The phones are often then resold for use on foreign networks, including in China and the Middle East, where U.S. carriers can’t find them, officials said. Profit on the resale of new smart phone models abroad, where phones aren’t subsidized by wireless carriers, can amount to $500 to $1,000 per phone or more, state and federal investigators say. California passed a law this year, the first of its kind, requiring manufacturers to sell smartphones with kill switches, or activation locks, enabled by default. Since the introduction of kill switches by Apple Inc. in September 2013, authorities have credited them with reducing iPhone robbery in cities like San Francisco, New York and London. An antitheft feature for Android phones was introduced earlier this year. “The kill switch was a great incremental help to the problem that made it less profitable for these street robberies to occur,” said Lou Stephens, special agent in charge of U.S. Secret Service Minneapolis field office. “But more of the problem has migrated to fraud.”
U.S. carriers declined to provide internal figures on fraud and theft. A spokeswoman for CTIA, a wireless-industry trade group, declined to comment. In one recent case in Minnesota, the Secret Service and other state and federal law-enforcement agencies dismantled an organization that allegedly obtained tens of thousands smartphones through fraud and theft from at least 2006 to 2014. At the center of the scheme was a family that owned 13 stores in the Twin Cities where the phones were resold. Authorities said the family sent “runners” to stores such as Best Buy and Wal-Mart with fake or stolen identity information, including Social Security numbers, and had them sign up for family and business plans, allowing them to acquire as many as 30 heavily discounted devices at once. The runners targeted big retail locations in Minnesota and others as far flung as Arizona, Idaho and North Dakota. Many of the phones were resold in China, according to Mr. Stephens.

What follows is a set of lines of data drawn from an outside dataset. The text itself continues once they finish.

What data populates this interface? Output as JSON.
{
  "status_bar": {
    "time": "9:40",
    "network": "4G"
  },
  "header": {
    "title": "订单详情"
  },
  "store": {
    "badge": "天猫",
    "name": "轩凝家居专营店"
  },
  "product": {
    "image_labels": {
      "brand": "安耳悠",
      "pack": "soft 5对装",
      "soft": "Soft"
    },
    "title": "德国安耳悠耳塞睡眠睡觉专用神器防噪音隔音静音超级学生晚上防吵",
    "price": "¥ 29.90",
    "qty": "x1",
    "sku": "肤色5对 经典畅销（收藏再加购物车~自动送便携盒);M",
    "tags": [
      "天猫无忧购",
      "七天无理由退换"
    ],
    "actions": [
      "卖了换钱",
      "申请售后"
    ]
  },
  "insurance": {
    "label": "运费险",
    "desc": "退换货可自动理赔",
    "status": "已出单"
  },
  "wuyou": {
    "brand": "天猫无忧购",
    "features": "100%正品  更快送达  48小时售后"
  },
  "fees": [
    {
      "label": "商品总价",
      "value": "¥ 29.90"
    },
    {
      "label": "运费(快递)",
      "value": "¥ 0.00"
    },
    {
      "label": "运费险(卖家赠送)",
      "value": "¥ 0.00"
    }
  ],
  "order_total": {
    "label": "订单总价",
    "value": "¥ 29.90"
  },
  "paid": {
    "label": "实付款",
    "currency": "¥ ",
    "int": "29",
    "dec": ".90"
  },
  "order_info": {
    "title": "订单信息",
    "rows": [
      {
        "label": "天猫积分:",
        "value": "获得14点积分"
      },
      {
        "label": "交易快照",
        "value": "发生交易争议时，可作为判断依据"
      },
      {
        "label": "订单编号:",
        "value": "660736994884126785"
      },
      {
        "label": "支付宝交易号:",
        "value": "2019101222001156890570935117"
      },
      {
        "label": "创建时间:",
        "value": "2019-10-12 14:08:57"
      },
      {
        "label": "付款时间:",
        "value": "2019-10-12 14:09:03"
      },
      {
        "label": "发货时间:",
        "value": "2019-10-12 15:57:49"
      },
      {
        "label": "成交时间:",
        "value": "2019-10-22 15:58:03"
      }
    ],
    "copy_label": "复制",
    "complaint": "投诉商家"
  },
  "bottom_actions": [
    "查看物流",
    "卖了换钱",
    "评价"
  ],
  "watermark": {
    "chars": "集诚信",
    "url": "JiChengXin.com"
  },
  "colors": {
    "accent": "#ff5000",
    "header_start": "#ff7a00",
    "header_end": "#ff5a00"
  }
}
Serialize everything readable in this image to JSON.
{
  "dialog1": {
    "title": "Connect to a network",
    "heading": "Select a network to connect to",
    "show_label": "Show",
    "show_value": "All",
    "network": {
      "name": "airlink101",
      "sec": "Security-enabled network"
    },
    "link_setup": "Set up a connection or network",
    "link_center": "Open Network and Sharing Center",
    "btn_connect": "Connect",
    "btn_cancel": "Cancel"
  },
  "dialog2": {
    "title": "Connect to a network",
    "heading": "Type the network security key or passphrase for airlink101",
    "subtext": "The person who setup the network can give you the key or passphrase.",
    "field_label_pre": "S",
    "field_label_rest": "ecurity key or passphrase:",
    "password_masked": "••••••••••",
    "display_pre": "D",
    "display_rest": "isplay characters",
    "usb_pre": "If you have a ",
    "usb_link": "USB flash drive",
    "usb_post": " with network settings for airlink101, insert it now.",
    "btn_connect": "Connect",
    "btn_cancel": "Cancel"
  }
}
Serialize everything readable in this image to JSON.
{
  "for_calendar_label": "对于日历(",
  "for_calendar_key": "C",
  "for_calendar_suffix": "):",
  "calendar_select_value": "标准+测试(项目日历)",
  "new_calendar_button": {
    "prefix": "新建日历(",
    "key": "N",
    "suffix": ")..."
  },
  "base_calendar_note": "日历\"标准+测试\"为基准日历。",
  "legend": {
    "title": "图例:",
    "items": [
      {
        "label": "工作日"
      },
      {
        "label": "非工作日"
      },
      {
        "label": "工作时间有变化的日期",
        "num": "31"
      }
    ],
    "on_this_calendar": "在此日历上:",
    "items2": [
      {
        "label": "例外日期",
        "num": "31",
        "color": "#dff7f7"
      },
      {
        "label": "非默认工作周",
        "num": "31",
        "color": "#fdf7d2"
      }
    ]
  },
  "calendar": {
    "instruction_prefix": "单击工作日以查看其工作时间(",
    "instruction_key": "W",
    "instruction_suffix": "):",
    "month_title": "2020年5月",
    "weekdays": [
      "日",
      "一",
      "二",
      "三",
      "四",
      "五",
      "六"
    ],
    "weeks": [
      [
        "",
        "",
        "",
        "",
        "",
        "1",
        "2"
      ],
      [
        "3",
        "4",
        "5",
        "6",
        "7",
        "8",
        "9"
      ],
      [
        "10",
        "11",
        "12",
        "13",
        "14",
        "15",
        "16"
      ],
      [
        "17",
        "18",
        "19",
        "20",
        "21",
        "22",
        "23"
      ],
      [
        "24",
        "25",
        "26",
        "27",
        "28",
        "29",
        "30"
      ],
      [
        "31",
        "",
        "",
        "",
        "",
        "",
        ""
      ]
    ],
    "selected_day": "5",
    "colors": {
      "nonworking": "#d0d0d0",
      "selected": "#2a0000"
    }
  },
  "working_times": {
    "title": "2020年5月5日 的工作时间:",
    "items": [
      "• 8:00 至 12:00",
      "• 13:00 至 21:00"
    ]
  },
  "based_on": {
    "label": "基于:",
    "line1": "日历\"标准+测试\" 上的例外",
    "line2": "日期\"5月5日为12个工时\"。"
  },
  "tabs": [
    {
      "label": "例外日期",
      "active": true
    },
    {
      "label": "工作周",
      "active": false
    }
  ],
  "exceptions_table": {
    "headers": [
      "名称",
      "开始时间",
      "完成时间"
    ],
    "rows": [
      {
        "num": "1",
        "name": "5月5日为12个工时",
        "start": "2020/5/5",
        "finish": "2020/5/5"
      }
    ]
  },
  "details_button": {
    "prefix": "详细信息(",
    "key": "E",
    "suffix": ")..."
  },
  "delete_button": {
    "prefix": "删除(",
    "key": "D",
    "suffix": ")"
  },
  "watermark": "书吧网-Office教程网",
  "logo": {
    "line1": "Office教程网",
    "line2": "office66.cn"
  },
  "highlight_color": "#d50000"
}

Alberto O. Miera, a St. Paul, Minn., lawyer who represents Jamal Mustafa, the alleged ringleader of the operation, said 95% of his client’s business was legitimate. The U.S. carriers, he said, invite abuse by offering promotions without closely monitoring who is signing service contracts. Mr. Mustafa pleaded guilty in March to conspiracy to engage in interstate transportation of stolen goods. He is awaiting sentencing. In Atlanta, federal and state investigators are closing in on “fencing organizations” they allege have acquired smartphones in bulk, with the help of company insiders and through fraud, and resold them abroad, according to court documents unsealed in October. As part of the investigation, a federal grand jury indicted six men in September who allegedly defrauded several major carriers, including Sprint Corp., Verizon Communications Inc. and AT&T Inc. Michael Mason, Verizon’s chief security officer, described an “upward swing” in device theft from the company, which declined to provide specific figures. AT&T declined to comment. In a twist, the defendants secured smartphones with phony documents and stolen identities, and then, saying the smartphones were damaged or stolen, defrauded a cellphone insurance company, reaping twice the profits, authorities allege. Joe S. Habachy, an Atlanta defense lawyer representing one of the men charged, said he learned in conversations with federal prosecutors that many of the smartphones were resold in Dubai. More indictments are expected, as the investigation expands, according to Mr. Habachy and a law-enforcement official.